- Excerpts from an interface dataset -
****

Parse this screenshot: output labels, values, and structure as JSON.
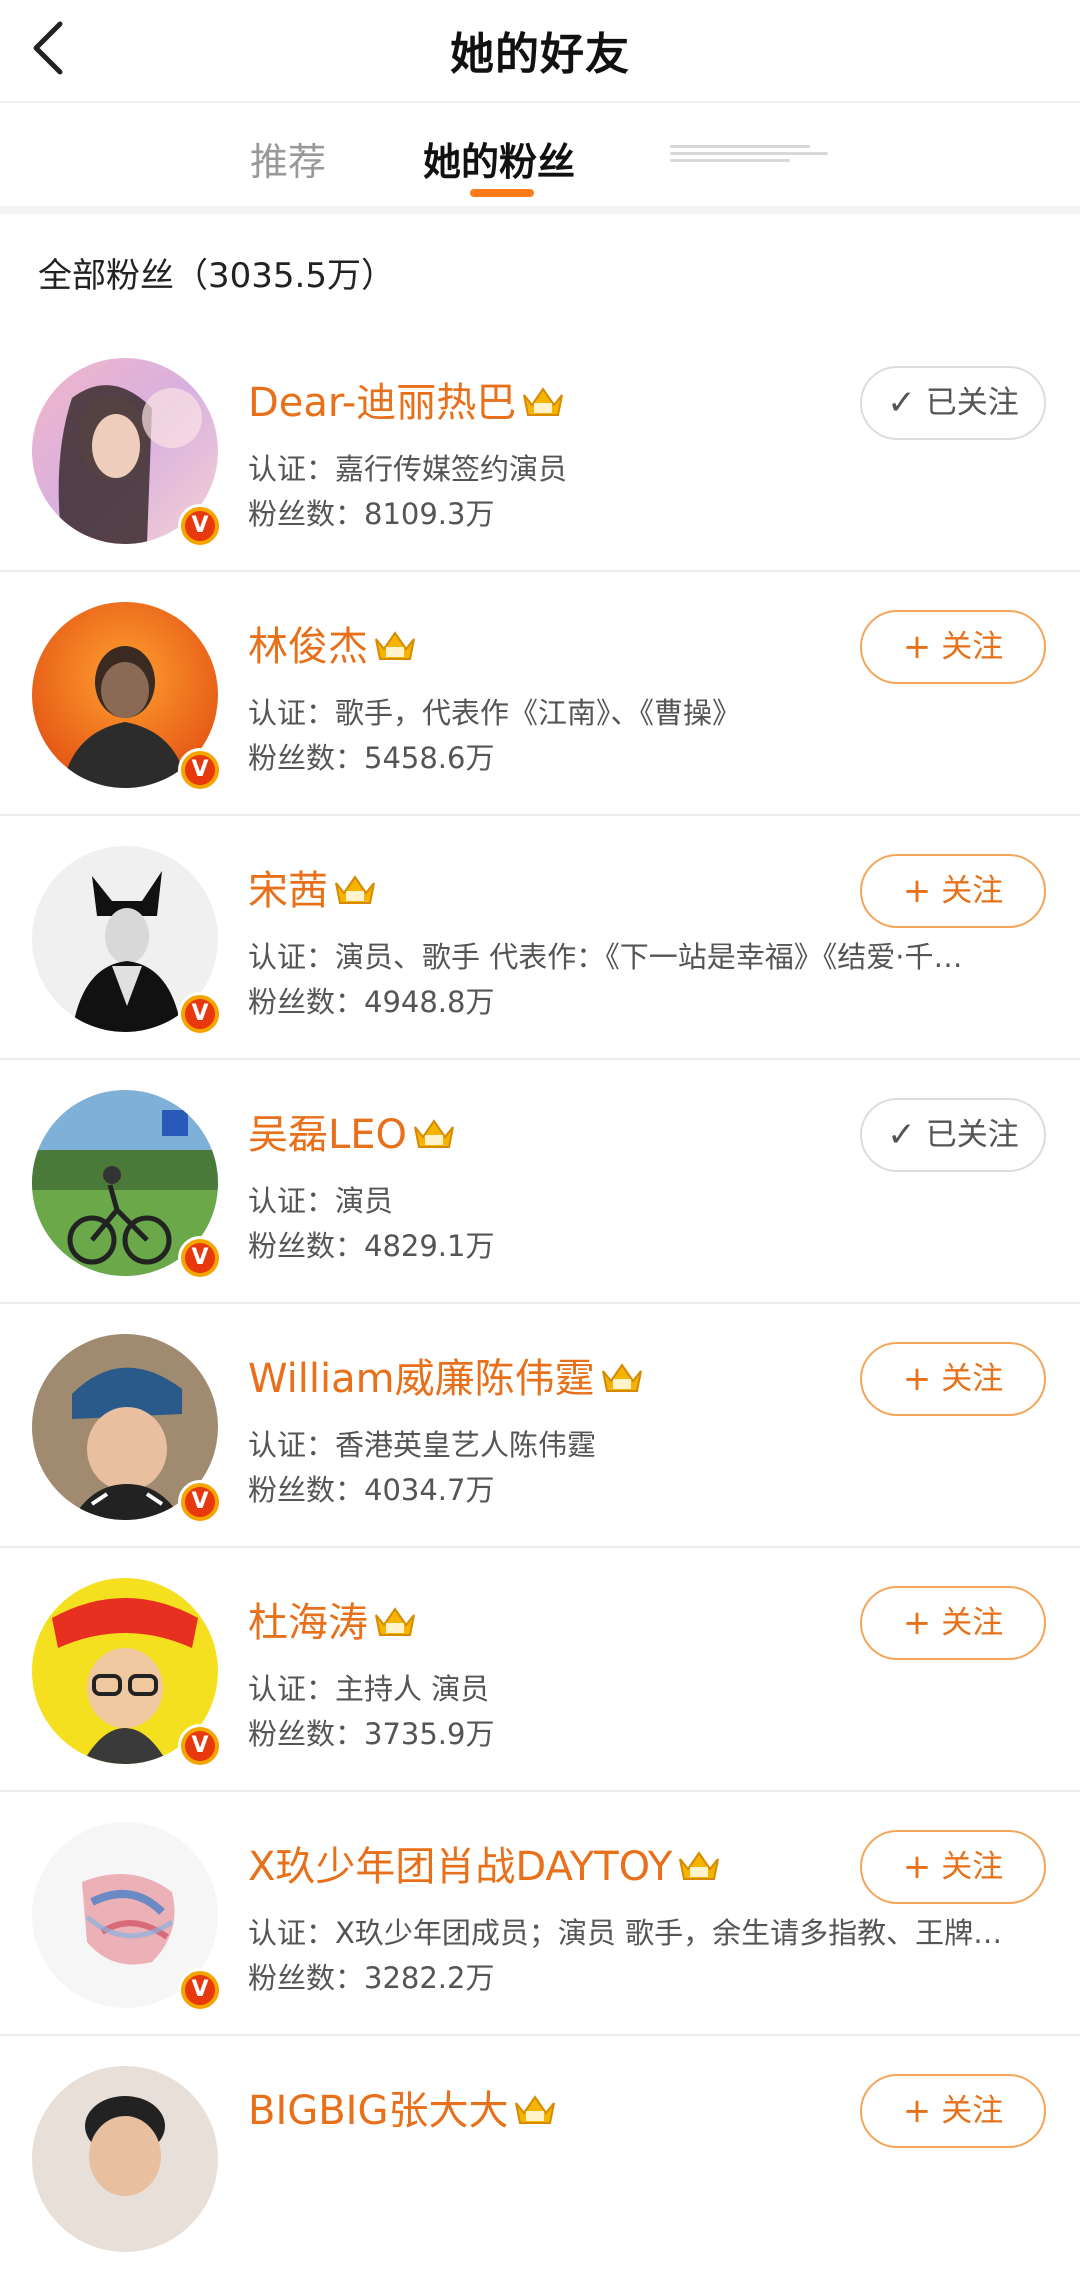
{
  "header": {
    "title": "她的好友"
  },
  "tabs": [
    {
      "label": "推荐"
    },
    {
      "label": "她的粉丝"
    }
  ],
  "section": {
    "title": "全部粉丝（3035.5万）"
  },
  "colors": {
    "accent": "#e8701a",
    "tab_indicator": "#ff7a1a",
    "vip_badge": "#f5a400"
  },
  "icons": {
    "back": "chevron-left-icon",
    "crown": "crown-icon",
    "verified": "verified-v-icon",
    "check": "check-icon",
    "plus": "plus-icon"
  },
  "users": [
    {
      "name": "Dear-迪丽热巴",
      "verify": "认证：嘉行传媒签约演员",
      "fans": "粉丝数：8109.3万",
      "button_icon": "✓",
      "button_label": "已关注",
      "followed": true
    },
    {
      "name": "林俊杰",
      "verify": "认证：歌手，代表作《江南》、《曹操》",
      "fans": "粉丝数：5458.6万",
      "button_icon": "+",
      "button_label": "关注",
      "followed": false
    },
    {
      "name": "宋茜",
      "verify": "认证：演员、歌手 代表作：《下一站是幸福》《结爱·千…",
      "fans": "粉丝数：4948.8万",
      "button_icon": "+",
      "button_label": "关注",
      "followed": false
    },
    {
      "name": "吴磊LEO",
      "verify": "认证：演员",
      "fans": "粉丝数：4829.1万",
      "button_icon": "✓",
      "button_label": "已关注",
      "followed": true
    },
    {
      "name": "William威廉陈伟霆",
      "verify": "认证：香港英皇艺人陈伟霆",
      "fans": "粉丝数：4034.7万",
      "button_icon": "+",
      "button_label": "关注",
      "followed": false
    },
    {
      "name": "杜海涛",
      "verify": "认证：主持人 演员",
      "fans": "粉丝数：3735.9万",
      "button_icon": "+",
      "button_label": "关注",
      "followed": false
    },
    {
      "name": "X玖少年团肖战DAYTOY",
      "verify": "认证：X玖少年团成员；演员 歌手，余生请多指教、王牌…",
      "fans": "粉丝数：3282.2万",
      "button_icon": "+",
      "button_label": "关注",
      "followed": false
    },
    {
      "name": "BIGBIG张大大",
      "verify": "",
      "fans": "",
      "button_icon": "+",
      "button_label": "关注",
      "followed": false
    }
  ],
  "badge_letter": "V"
}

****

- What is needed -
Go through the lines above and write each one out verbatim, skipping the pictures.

- Solution to this problem -
Parse this screenshot: output labels, values, and structure as JSON.
{
  "header": {
    "title": "她的好友"
  },
  "tabs": [
    {
      "label": "推荐"
    },
    {
      "label": "她的粉丝"
    }
  ],
  "section": {
    "title": "全部粉丝（3035.5万）"
  },
  "colors": {
    "accent": "#e8701a",
    "tab_indicator": "#ff7a1a",
    "vip_badge": "#f5a400"
  },
  "icons": {
    "back": "chevron-left-icon",
    "crown": "crown-icon",
    "verified": "verified-v-icon",
    "check": "check-icon",
    "plus": "plus-icon"
  },
  "users": [
    {
      "name": "Dear-迪丽热巴",
      "verify": "认证：嘉行传媒签约演员",
      "fans": "粉丝数：8109.3万",
      "button_icon": "✓",
      "button_label": "已关注",
      "followed": true
    },
    {
      "name": "林俊杰",
      "verify": "认证：歌手，代表作《江南》、《曹操》",
      "fans": "粉丝数：5458.6万",
      "button_icon": "+",
      "button_label": "关注",
      "followed": false
    },
    {
      "name": "宋茜",
      "verify": "认证：演员、歌手 代表作：《下一站是幸福》《结爱·千…",
      "fans": "粉丝数：4948.8万",
      "button_icon": "+",
      "button_label": "关注",
      "followed": false
    },
    {
      "name": "吴磊LEO",
      "verify": "认证：演员",
      "fans": "粉丝数：4829.1万",
      "button_icon": "✓",
      "button_label": "已关注",
      "followed": true
    },
    {
      "name": "William威廉陈伟霆",
      "verify": "认证：香港英皇艺人陈伟霆",
      "fans": "粉丝数：4034.7万",
      "button_icon": "+",
      "button_label": "关注",
      "followed": false
    },
    {
      "name": "杜海涛",
      "verify": "认证：主持人 演员",
      "fans": "粉丝数：3735.9万",
      "button_icon": "+",
      "button_label": "关注",
      "followed": false
    },
    {
      "name": "X玖少年团肖战DAYTOY",
      "verify": "认证：X玖少年团成员；演员 歌手，余生请多指教、王牌…",
      "fans": "粉丝数：3282.2万",
      "button_icon": "+",
      "button_label": "关注",
      "followed": false
    },
    {
      "name": "BIGBIG张大大",
      "verify": "",
      "fans": "",
      "button_icon": "+",
      "button_label": "关注",
      "followed": false
    }
  ],
  "badge_letter": "V"
}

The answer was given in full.